Steve Copps who plays Beast just keeps getting better and better. I wasn’t always a fan, but ever since TOXIC AVENGER and then BRIDGES OF MADISON COUNTY his voice is getting richer and stronger. That’s fairly typical of male voices… they take time. Yes, I know that his mic was electronically processed, but he has the chops to begin with.
Bobby Cooke (who was also on stage as Belle’s father, Maurice) created choreography that was crisp and fresh. And with dancing spoons and wardrobes, teapots and cups on a relatively small stage, that’s no easy feat.
Buffalo’s “funny guys” were recruited for the comic roles – Bobby Cooke, Josh Wilde, Jacob Albarella, and Louis Colaiacovo, along with David Wysocki (last seen as Lord Voldemort in PUFFS) but here filling in for David Spychalski as Gaston, the self-centered “manly man” attracted to Belle. They all delivered, as expected.
The “Silly Girls” (see the entire cast list below) were appropriately silly and great physical clowns and their ensemble dancing was well synchronized.
A special shout out to Charmagne Chi playing Madame de la Grande Bouche (the Lady with the Big Mouth). This will not be lost on fans of Ms. Chi (of whom I am one) but what might escape your notice (especially because everyone is masked) is that in the choral numbers there are particularly high notes that “sweeten” the harmony. All Chi.
don’t be fooled into thinking that this is a kiddie show.
Just because it’s on at Theatre of Youth, don’t be fooled into thinking that this is a kiddie show. It’s a full-fledged musical that would be appropriate for almost any theater in Buffalo. In fact, most of the audience opening weekend (I went on Mother’s Day, as it turned out) was made up of adults – grandparents, parents, spouses, friends, and, yes, theater critics. So while you might feel awkward about buying a ticket for, say, ELEPHANT AND PIGGIE, you should not deny yourself the chance to see this show.
Now, I’ll admit, I’m a goner for anything composed by Alan Menken. Of course he’s universally loved for his scores and songs for films produced by Walt Disney Animation Studios, but as I understand it, he could also be credited for saving those studios. You see, the great Disney animation machine had fallen on hard times until Menken’s “The Little Mermaid” was a success, followed by “Beauty and the Beast” which was a HUGE success, earning a number of firsts: the first animated film to ever win the Golden Globe Award for Best Motion Picture – Musical or Comedy…. the first animated film to be nominated for an Academy Award for Best Picture and Disney’s first animated film to be adapted into a Broadway musical (which ran thirteen years, from 1994 to 2007).

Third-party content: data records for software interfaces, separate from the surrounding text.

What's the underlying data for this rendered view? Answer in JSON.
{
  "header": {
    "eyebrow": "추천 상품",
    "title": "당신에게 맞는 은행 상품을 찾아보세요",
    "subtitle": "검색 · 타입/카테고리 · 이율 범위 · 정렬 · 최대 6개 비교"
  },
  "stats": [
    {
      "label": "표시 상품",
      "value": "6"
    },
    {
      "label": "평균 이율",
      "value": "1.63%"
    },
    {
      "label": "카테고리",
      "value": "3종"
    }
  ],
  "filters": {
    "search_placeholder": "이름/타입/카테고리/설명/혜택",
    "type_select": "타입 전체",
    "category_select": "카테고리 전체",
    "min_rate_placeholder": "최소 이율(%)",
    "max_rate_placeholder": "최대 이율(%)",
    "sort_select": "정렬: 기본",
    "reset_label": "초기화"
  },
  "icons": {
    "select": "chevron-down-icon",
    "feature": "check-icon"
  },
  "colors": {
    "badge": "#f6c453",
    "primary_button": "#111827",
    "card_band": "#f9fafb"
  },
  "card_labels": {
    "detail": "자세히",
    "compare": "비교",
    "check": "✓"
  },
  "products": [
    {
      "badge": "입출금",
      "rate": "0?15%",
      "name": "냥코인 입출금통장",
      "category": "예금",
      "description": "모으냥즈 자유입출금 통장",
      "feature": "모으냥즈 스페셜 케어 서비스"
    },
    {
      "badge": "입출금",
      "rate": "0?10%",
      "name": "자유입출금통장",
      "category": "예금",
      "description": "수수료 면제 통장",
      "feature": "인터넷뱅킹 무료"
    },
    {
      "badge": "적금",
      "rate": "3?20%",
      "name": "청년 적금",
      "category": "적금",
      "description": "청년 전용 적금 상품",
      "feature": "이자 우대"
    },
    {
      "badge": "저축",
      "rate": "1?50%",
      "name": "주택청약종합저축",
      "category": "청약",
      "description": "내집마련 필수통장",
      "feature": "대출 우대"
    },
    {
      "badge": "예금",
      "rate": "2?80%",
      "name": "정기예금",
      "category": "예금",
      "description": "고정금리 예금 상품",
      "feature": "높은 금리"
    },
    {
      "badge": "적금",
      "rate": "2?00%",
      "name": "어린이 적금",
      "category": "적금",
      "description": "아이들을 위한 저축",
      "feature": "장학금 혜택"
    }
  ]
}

Is he really that good? Oh, yes. Along the way, Menken (also known for “Aladdin” and “Pocahontas” and “Little Shop of Horrors”) has won 8 Academy Awards, 1 Tony Award, 11 Grammy Awards, a Daytime Emmy Award which, all tolled, make him one of only sixteen people to have won an Oscar, an Emmy, a Grammy, and a Tony, collectively known as an “EGOT.”
Of course, it takes a team to write the music and lyrics and that includes Menken’s long-time collaborator, Howard Ashman, who unfortunatly died of HIV/AIDS on March 14, 1991. Why is that date important? Because he was only 40 at the time, and never got to see the final product or personally receive his Oscar.
Tim Rice was brought in to complete the film. I’m not sure which numbers are Ashman and which Rice, except that I know for sure that Beast’s Act I closer “If I can’t Love Her” was by Tim Rice.
Directed by Lisa Ludwig, and production team includes Bobby Cooke (Choreographer), Ken Shaw (Costume Designer), Todd Proffitt (Lighting Designer), David King (Set Designer), Diane Almeter Jones (Props Artisan), Brian Wantuch (Sound Design), Brian Cavanagh (Production Manager), Steve Vaughan (Fight Choreographer), and Brittany Wysocki (Stage Manager), plus an 11-piece orchestra led by Music Director Joe Isgar.
The cast includes: Genevieve Ellis (Belle), Steve Copps (Beast), Annette Daniels-Taylor (Mrs. Potts), David Spychalski (Gaston), Josh Wilde (Lafue), Jacob Albarella (Cogsworth), Lou Colaiacovo (Lumiere), Bobby Cooke (Maurice), Charmagne Chi (Madame De La Grand Bouche), Elizabeth Arnold (Babette), with Silly Girls played by Arin Lee Dandes, Alexandra Montesano and Faith Walh, plus new-comer Grace Sullivan as Chip. In addition, we have Thomas Evans, Joseph Greenan, Karen Harty, Nathaniel Higgins, Michael Kelleher, Emory Redfearn and David Wysocki as ensemble/understudies.
In an era where for COVID and cost-cutting many theatres are going with virtual programs, TOY has gone the other way and then some.
A few more kudos. In an era where for COVID and cost-cutting reasons many theatres are going with virtual programs, TOY has gone the other way and then some. The opening pages look like the playbills you’d get at Shea’s for a touring Broadway show. The bios each include a thumbnail headshot in full color (classy touch). And, taking a page from SHAKESPEARE IN DELAWARE PARK (where this musical’s director, Lisa Ludwig, is the Executive Director) the last 10 pages of the playbill are in a workbook style, with a coloring page, a word search, a page to design a costume, and much more. It even has a section on THEATRE ETIQUETTE which might not be a bad thing for Shea’s to include.
There’s no age restriction posted that I could see, but given that it’s 2-1/2 hours long, I’m thinking 7+ but of course, you know your child best. In summary, I agree completely with TOY Executive Director Tracy Snyder who says: “This season is our 50th anniversary and this musical is for audiences of all ages! Whether you are familiar with Disney’s adaptations or not, it is an exceptional experience to see live on stage, which is not to be missed.”
*HERD OF BUFFALO (Notes on the Rating System)
ONE BUFFALO: This means trouble. A dreadful play, a highly flawed production, or both. Unless there is some really compelling reason for you to attend (i.e. you are the parent of someone who is in it), give this show a wide berth.
TWO BUFFALOS: Passable, but no great shakes. Either the production is pretty far off base, or the play itself is problematic. Unless you are the sort of person who’s happy just going to the theater, you might look around for something else.
THREE BUFFALOS: I still have my issues, but this is a pretty darn good night at the theater. If you don’t go in with huge expectations, you will probably be pleased.
FOUR BUFFALOS: Both the production and the play are of high caliber. If the genre/content are up your alley, I would make a real effort to attend.
FIVE BUFFALOS: Truly superb–a rare rating. Comedies that leave you weak with laughter, dramas that really touch the heart. Provided that this is the kind of show you like, you’d be a fool to miss it!